Opinion by Michael Fabricant MP.
CYNICISM ABOUT MPs BRINGS RISK OF EXTREMISM
Despite major changes that have hastily been made to the rules under which MPs? expenses can now be claimed, the matter has not been closed down.
The sustained attack on the House of Commons and on ?anyone-in-authority? carries great dangers. Low poll turnouts, particularly in the European elections which are notoriously fickle, have lead to the election of extremist parties. And while Britain is nothing like Germany in the 30s, we ought never to forget that financial collapse and political instability born from a cynicism of the old order, lead to the democratic election of the National Socialist Party: the Nazis.
So while we are far from that stage, it is worth examining how the present expenses scandal evolved in the first place.
Some 40 or so years ago, it was thought appropriate that Members of Parliament ought to have their pay linked to an appropriate grade in the civil service. Unfortunately, through some arcane procedure long lost in time, MPs are obliged to vote for any changes in their pay each year.
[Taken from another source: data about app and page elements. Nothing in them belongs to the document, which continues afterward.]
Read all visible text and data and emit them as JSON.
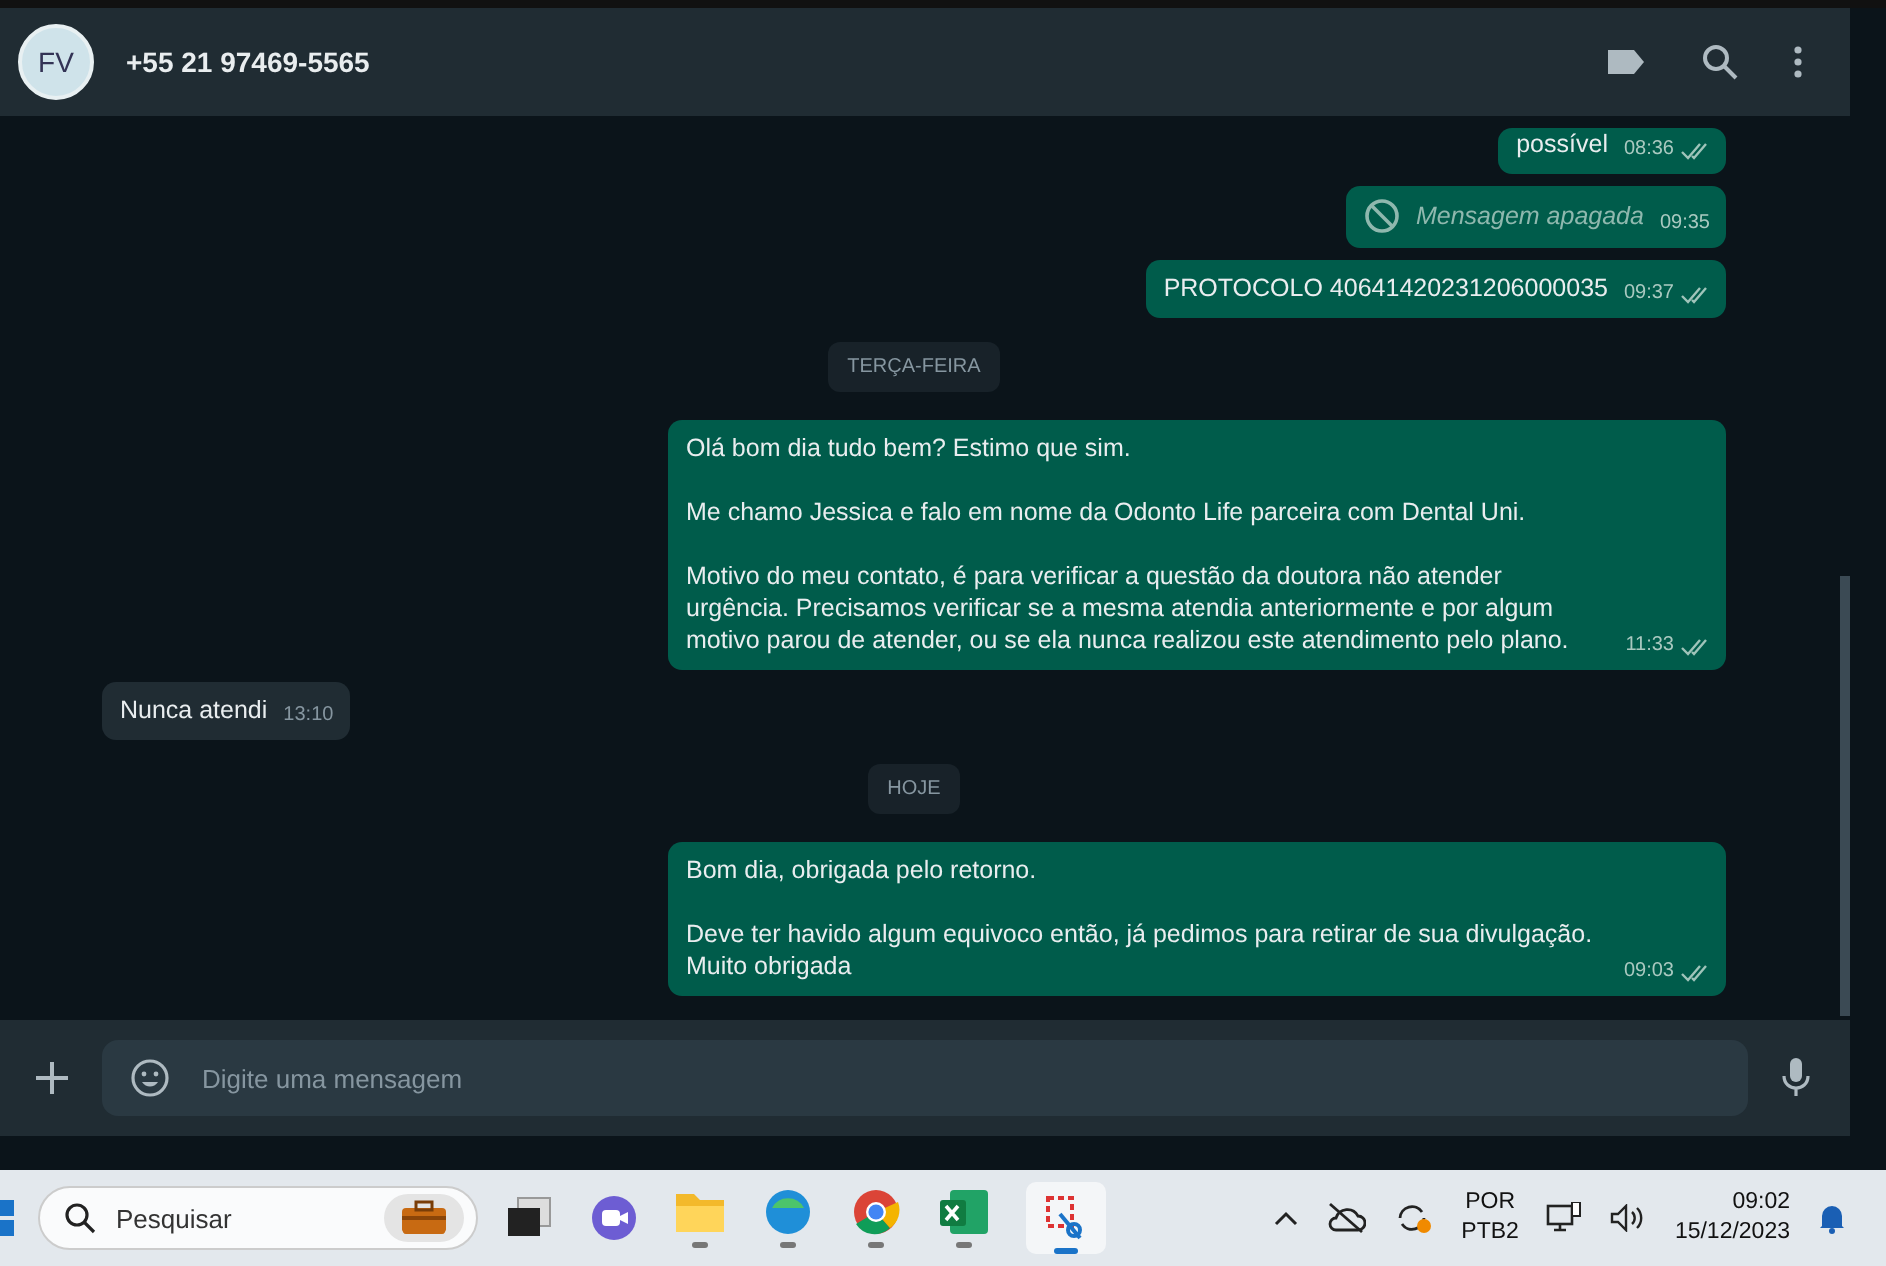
{
  "chat_header": {
    "contact_name": "+55 21 97469-5565",
    "avatar_initials": "FV"
  },
  "messages": [
    {
      "kind": "text",
      "outgoing": true,
      "text": "possível",
      "time": "08:36",
      "read": true
    },
    {
      "kind": "deleted",
      "outgoing": true,
      "text": "Mensagem apagada",
      "time": "09:35",
      "read": false
    },
    {
      "kind": "text",
      "outgoing": true,
      "text": "PROTOCOLO 40641420231206000035",
      "time": "09:37",
      "read": true
    },
    {
      "kind": "date",
      "text": "TERÇA-FEIRA"
    },
    {
      "kind": "text",
      "outgoing": true,
      "text": "Olá bom dia tudo bem? Estimo que sim.\n\nMe chamo Jessica e falo em nome da Odonto Life parceira com Dental Uni.\n\nMotivo do meu contato, é para verificar a questão da doutora não atender urgência. Precisamos verificar se a mesma atendia anteriormente e por algum motivo parou de atender, ou se ela nunca realizou este atendimento pelo plano.",
      "time": "11:33",
      "read": true
    },
    {
      "kind": "text",
      "outgoing": false,
      "text": "Nunca atendi",
      "time": "13:10",
      "read": false
    },
    {
      "kind": "date",
      "text": "HOJE"
    },
    {
      "kind": "text",
      "outgoing": true,
      "text": "Bom dia, obrigada pelo retorno.\n\nDeve ter havido algum equivoco então, já pedimos para retirar de sua divulgação. Muito obrigada",
      "time": "09:03",
      "read": true
    }
  ],
  "composer": {
    "placeholder": "Digite uma mensagem"
  },
  "taskbar": {
    "search_placeholder": "Pesquisar",
    "language": "POR",
    "layout": "PTB2",
    "time": "09:02",
    "date": "15/12/2023"
  }
}
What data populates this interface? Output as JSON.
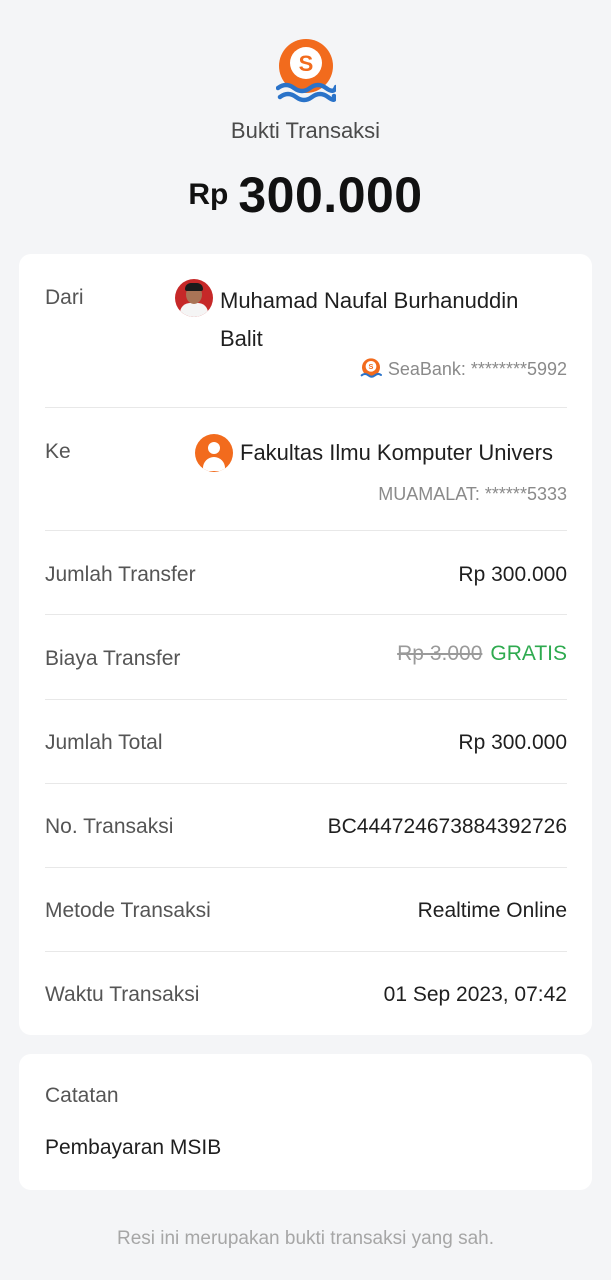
{
  "header": {
    "title": "Bukti Transaksi",
    "currency": "Rp",
    "amount": "300.000",
    "brand_color": "#f26b1d",
    "wave_color": "#2a73c9"
  },
  "sender": {
    "label": "Dari",
    "name": "Muhamad Naufal Burhanuddin Balit",
    "bank": "SeaBank: ********5992",
    "avatar_icon": "profile-photo"
  },
  "receiver": {
    "label": "Ke",
    "name": "Fakultas Ilmu Komputer Univers",
    "bank": "MUAMALAT: ******5333",
    "avatar_icon": "user-avatar-icon"
  },
  "details": {
    "jumlah_transfer": {
      "label": "Jumlah Transfer",
      "value": "Rp 300.000"
    },
    "biaya_transfer": {
      "label": "Biaya Transfer",
      "original": "Rp 3.000",
      "free_label": "GRATIS"
    },
    "jumlah_total": {
      "label": "Jumlah Total",
      "value": "Rp 300.000"
    },
    "no_transaksi": {
      "label": "No. Transaksi",
      "value": "BC444724673884392726"
    },
    "metode": {
      "label": "Metode Transaksi",
      "value": "Realtime Online"
    },
    "waktu": {
      "label": "Waktu Transaksi",
      "value": "01 Sep 2023, 07:42"
    }
  },
  "note": {
    "label": "Catatan",
    "value": "Pembayaran MSIB"
  },
  "footer": {
    "text": "Resi ini merupakan bukti transaksi yang sah."
  },
  "colors": {
    "success": "#2eaa4f",
    "background": "#f4f5f7"
  }
}
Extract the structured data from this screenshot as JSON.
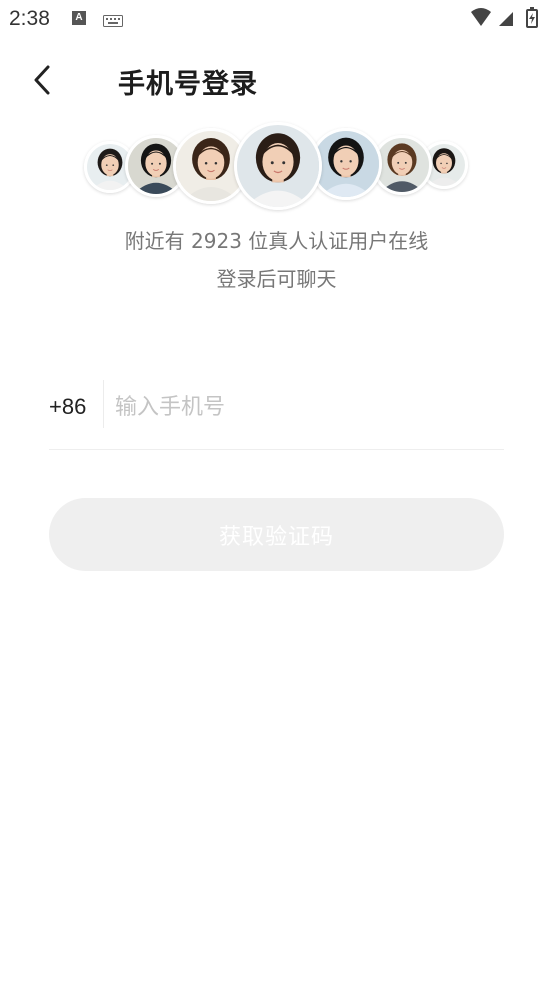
{
  "status_bar": {
    "time": "2:38",
    "notification_icons": [
      "a-icon",
      "keyboard-icon"
    ],
    "system_icons": [
      "wifi-icon",
      "signal-icon",
      "battery-icon"
    ]
  },
  "header": {
    "back_icon": "chevron-left-icon",
    "title": "手机号登录"
  },
  "avatars": [
    {
      "shirt": "#f2f2f2",
      "hair": "#1e1a18",
      "bg": "#e8eef0"
    },
    {
      "shirt": "#3a4a5a",
      "hair": "#151515",
      "bg": "#d8d8d0"
    },
    {
      "shirt": "#e8e6e0",
      "hair": "#3a2518",
      "bg": "#f0ede6"
    },
    {
      "shirt": "#f4f4f4",
      "hair": "#2a1d16",
      "bg": "#dfe6ea"
    },
    {
      "shirt": "#dfe9f3",
      "hair": "#141414",
      "bg": "#c9d9e4"
    },
    {
      "shirt": "#505a66",
      "hair": "#5b3a22",
      "bg": "#dfe3df"
    },
    {
      "shirt": "#ededed",
      "hair": "#1a1614",
      "bg": "#e6ebea"
    }
  ],
  "tagline": {
    "line1": "附近有 2923 位真人认证用户在线",
    "line2": "登录后可聊天"
  },
  "phone": {
    "country_code": "+86",
    "value": "",
    "placeholder": "输入手机号"
  },
  "get_code_button": {
    "label": "获取验证码",
    "enabled": false,
    "color": "#efefef"
  }
}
Not surprisingly, as public sector pay rose, party leaders found it increasingly embarrassing to ask their MPs to vote for corresponding pay rises. And so the system of ?allowances? as well as expenses were born.
When I was elected to Parliament, I was told by officials that the allowances are, in effect, a substitute for salary; no receipts were consequently required, and that the annual allowance should be claimed for either monthly or quarterly pro rata.
Only in recent years were receipts requested. And there lay the problem. While readers will have little sympathy with expense claims for duck islands or moats – even though the House of Commons never actually paid for them as the claims were rejected ? the MPs desirous of such fripperies had the mindset that they were paying for them out of their earned income. So, they asked themselves, why shouldn?t they buy what they liked? Of course some MPs did deliberately set out to deceive and they have faced an end to their careers in Parliament and perhaps criminal prosecution; but they are a tiny minority.
So where do we go from here? Independent reviews into allowances, expenses, and pay are currently under way. But one thing cannot be allowed through a knee jerk reaction: a return to the bad days when the only individuals who could afford to stand for Parliament were wealthy Tories with a private income and Labour MPs in the pockets of their trade unions. That would be a retrograde step indeed.